--- YOUR OBJECTIVE ---
What you return should be the lines of the data containing "JSON", each in full.

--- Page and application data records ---

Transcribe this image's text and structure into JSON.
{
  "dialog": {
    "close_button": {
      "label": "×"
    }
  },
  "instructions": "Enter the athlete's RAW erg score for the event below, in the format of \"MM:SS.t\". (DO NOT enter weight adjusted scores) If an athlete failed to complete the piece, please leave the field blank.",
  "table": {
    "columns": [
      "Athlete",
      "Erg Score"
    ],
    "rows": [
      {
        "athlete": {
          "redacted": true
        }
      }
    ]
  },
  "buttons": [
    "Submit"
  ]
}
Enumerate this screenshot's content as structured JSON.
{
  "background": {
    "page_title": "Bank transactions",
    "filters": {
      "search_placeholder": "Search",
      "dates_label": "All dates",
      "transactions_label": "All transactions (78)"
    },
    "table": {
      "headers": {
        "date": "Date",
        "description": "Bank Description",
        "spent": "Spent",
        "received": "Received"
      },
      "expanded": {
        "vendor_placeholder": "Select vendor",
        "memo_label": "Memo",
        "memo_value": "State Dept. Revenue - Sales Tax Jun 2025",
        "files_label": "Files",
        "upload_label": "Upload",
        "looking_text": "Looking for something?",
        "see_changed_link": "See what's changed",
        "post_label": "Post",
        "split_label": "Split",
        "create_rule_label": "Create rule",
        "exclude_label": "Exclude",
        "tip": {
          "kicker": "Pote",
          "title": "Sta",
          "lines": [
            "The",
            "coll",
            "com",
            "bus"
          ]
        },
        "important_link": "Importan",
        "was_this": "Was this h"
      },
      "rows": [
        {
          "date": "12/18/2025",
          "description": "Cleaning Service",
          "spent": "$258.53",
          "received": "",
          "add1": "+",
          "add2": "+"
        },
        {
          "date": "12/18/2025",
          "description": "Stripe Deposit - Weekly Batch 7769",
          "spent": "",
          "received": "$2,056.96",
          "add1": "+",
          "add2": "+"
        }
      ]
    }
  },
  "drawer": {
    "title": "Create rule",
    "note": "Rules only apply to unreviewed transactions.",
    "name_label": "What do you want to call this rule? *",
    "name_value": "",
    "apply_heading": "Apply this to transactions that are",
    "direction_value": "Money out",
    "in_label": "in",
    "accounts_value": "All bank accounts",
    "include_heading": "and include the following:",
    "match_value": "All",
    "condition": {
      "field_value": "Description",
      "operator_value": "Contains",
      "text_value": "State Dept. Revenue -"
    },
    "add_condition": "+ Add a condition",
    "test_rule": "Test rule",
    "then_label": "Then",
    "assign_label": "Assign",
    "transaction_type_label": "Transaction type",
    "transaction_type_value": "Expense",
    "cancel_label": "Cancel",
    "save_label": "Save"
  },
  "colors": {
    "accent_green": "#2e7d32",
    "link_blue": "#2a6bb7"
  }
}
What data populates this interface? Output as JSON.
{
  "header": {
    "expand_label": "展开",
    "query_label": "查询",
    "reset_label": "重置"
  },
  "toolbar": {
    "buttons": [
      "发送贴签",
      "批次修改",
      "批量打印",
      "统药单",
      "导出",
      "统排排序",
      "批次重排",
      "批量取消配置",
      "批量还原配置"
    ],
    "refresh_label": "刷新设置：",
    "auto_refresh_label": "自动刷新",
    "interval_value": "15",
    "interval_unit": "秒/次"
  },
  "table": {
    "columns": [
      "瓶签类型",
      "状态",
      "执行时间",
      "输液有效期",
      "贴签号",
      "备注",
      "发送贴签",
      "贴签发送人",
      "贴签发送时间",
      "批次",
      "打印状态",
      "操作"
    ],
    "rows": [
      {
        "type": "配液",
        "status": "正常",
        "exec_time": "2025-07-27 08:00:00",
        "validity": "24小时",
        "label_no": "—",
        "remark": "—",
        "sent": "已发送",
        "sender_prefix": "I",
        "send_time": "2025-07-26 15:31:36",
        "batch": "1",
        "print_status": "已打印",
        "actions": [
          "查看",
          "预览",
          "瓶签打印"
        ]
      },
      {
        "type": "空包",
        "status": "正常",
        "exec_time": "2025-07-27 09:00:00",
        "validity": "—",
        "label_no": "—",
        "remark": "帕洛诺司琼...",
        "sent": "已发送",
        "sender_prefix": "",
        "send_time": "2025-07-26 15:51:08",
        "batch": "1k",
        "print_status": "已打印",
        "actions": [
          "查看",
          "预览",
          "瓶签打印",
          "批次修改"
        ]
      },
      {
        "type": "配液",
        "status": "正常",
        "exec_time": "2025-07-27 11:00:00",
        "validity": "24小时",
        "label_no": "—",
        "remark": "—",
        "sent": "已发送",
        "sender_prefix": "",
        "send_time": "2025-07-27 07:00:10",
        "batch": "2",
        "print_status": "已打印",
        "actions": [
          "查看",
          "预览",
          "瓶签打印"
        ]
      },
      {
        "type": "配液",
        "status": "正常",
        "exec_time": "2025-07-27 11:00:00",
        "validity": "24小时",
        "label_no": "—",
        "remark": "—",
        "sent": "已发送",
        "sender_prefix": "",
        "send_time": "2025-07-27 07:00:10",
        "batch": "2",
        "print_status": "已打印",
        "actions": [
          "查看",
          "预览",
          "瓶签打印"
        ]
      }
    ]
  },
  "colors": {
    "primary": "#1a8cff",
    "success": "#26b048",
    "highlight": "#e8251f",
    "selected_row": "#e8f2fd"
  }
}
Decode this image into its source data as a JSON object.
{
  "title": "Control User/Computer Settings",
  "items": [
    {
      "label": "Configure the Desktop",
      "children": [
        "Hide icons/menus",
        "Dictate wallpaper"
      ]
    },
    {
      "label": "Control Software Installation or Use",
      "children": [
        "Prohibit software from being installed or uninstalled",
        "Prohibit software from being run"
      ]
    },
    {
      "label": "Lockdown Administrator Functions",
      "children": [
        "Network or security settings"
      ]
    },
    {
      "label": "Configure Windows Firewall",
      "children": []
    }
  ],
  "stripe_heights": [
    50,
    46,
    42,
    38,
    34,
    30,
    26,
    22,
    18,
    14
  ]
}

--- RESPONSE TO THE EXERCISE ---
Transcribe this image's text and structure into JSON.
Enumerate this screenshot's content as structured JSON.
What data populates this interface? Output as JSON.
Decode this image into its source data as a JSON object.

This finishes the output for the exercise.